[Dataset rows for apps and sites]

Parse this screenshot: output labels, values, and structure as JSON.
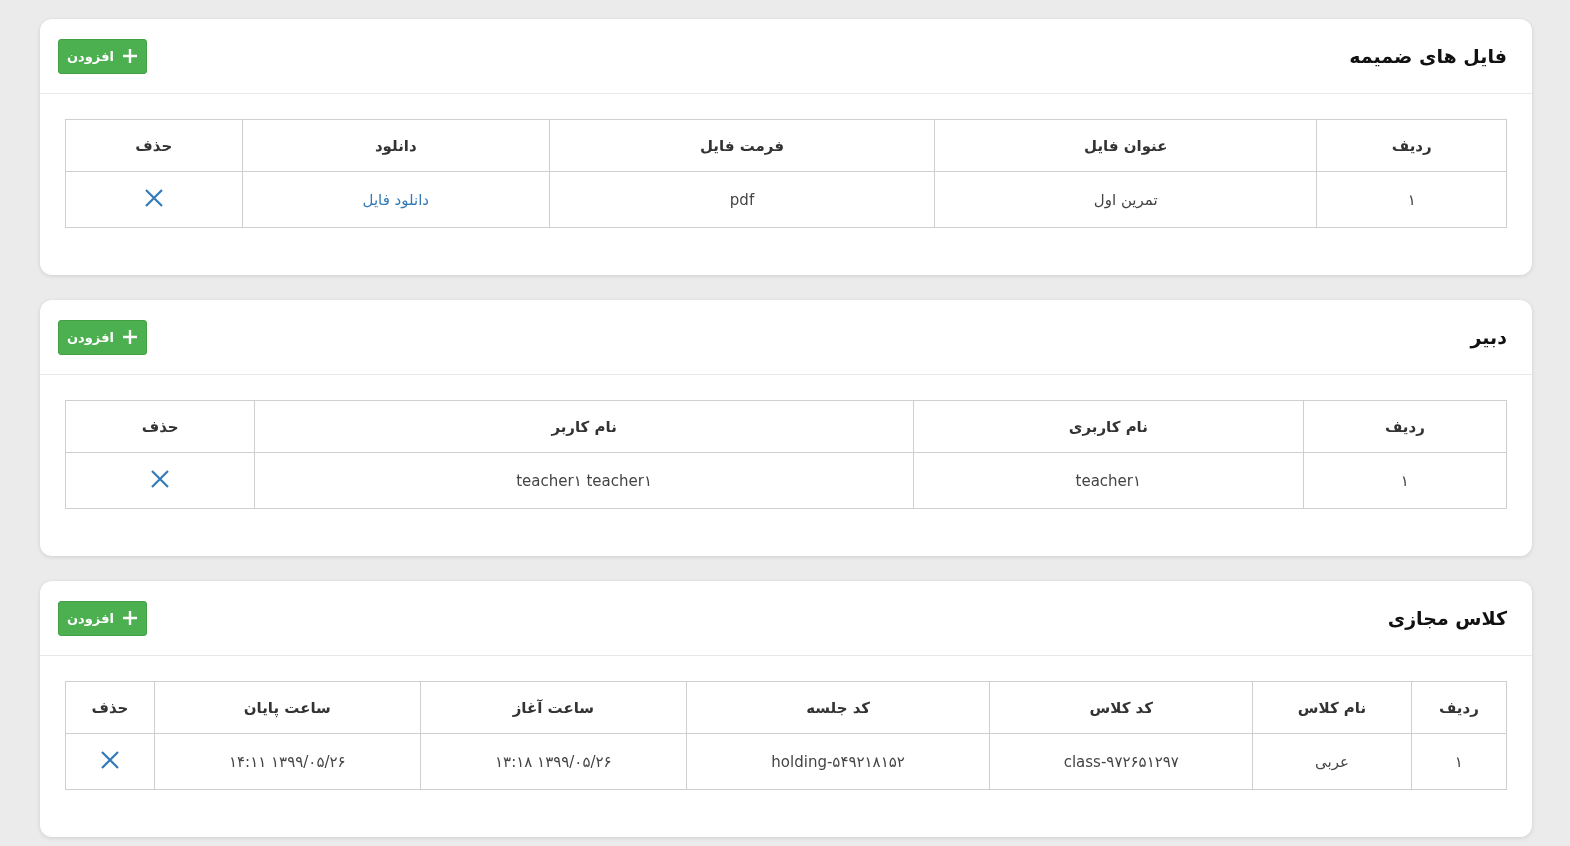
{
  "sections": [
    {
      "title": "فایل های ضمیمه",
      "add_button": "افزودن",
      "table": {
        "columns": [
          "ردیف",
          "عنوان فایل",
          "فرمت فایل",
          "دانلود",
          "حذف"
        ],
        "rows": [
          {
            "cells": [
              {
                "kind": "text",
                "text": "۱"
              },
              {
                "kind": "text",
                "text": "تمرین اول"
              },
              {
                "kind": "text",
                "text": "pdf"
              },
              {
                "kind": "link",
                "text": "دانلود فایل"
              },
              {
                "kind": "delete"
              }
            ]
          }
        ]
      }
    },
    {
      "title": "دبیر",
      "add_button": "افزودن",
      "table": {
        "columns": [
          "ردیف",
          "نام کاربری",
          "نام کاربر",
          "حذف"
        ],
        "rows": [
          {
            "cells": [
              {
                "kind": "text",
                "text": "۱"
              },
              {
                "kind": "text",
                "text": "teacher۱"
              },
              {
                "kind": "text",
                "text": "teacher۱ teacher۱"
              },
              {
                "kind": "delete"
              }
            ]
          }
        ]
      }
    },
    {
      "title": "کلاس مجازی",
      "add_button": "افزودن",
      "table": {
        "columns": [
          "ردیف",
          "نام کلاس",
          "کد کلاس",
          "کد جلسه",
          "ساعت آغاز",
          "ساعت پایان",
          "حذف"
        ],
        "rows": [
          {
            "cells": [
              {
                "kind": "text",
                "text": "۱"
              },
              {
                "kind": "text",
                "text": "عربی"
              },
              {
                "kind": "text",
                "text": "class-۹۷۲۶۵۱۲۹۷"
              },
              {
                "kind": "text",
                "text": "holding-۵۴۹۲۱۸۱۵۲"
              },
              {
                "kind": "text",
                "text": "۱۳۹۹/۰۵/۲۶ ۱۳:۱۸"
              },
              {
                "kind": "text",
                "text": "۱۳۹۹/۰۵/۲۶ ۱۴:۱۱"
              },
              {
                "kind": "delete"
              }
            ]
          }
        ]
      }
    }
  ]
}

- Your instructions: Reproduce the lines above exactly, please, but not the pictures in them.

- Answer below:
Parse this screenshot: output labels, values, and structure as JSON.
{
  "sections": [
    {
      "title": "فایل های ضمیمه",
      "add_button": "افزودن",
      "table": {
        "columns": [
          "ردیف",
          "عنوان فایل",
          "فرمت فایل",
          "دانلود",
          "حذف"
        ],
        "rows": [
          {
            "cells": [
              {
                "kind": "text",
                "text": "۱"
              },
              {
                "kind": "text",
                "text": "تمرین اول"
              },
              {
                "kind": "text",
                "text": "pdf"
              },
              {
                "kind": "link",
                "text": "دانلود فایل"
              },
              {
                "kind": "delete"
              }
            ]
          }
        ]
      }
    },
    {
      "title": "دبیر",
      "add_button": "افزودن",
      "table": {
        "columns": [
          "ردیف",
          "نام کاربری",
          "نام کاربر",
          "حذف"
        ],
        "rows": [
          {
            "cells": [
              {
                "kind": "text",
                "text": "۱"
              },
              {
                "kind": "text",
                "text": "teacher۱"
              },
              {
                "kind": "text",
                "text": "teacher۱ teacher۱"
              },
              {
                "kind": "delete"
              }
            ]
          }
        ]
      }
    },
    {
      "title": "کلاس مجازی",
      "add_button": "افزودن",
      "table": {
        "columns": [
          "ردیف",
          "نام کلاس",
          "کد کلاس",
          "کد جلسه",
          "ساعت آغاز",
          "ساعت پایان",
          "حذف"
        ],
        "rows": [
          {
            "cells": [
              {
                "kind": "text",
                "text": "۱"
              },
              {
                "kind": "text",
                "text": "عربی"
              },
              {
                "kind": "text",
                "text": "class-۹۷۲۶۵۱۲۹۷"
              },
              {
                "kind": "text",
                "text": "holding-۵۴۹۲۱۸۱۵۲"
              },
              {
                "kind": "text",
                "text": "۱۳۹۹/۰۵/۲۶ ۱۳:۱۸"
              },
              {
                "kind": "text",
                "text": "۱۳۹۹/۰۵/۲۶ ۱۴:۱۱"
              },
              {
                "kind": "delete"
              }
            ]
          }
        ]
      }
    }
  ]
}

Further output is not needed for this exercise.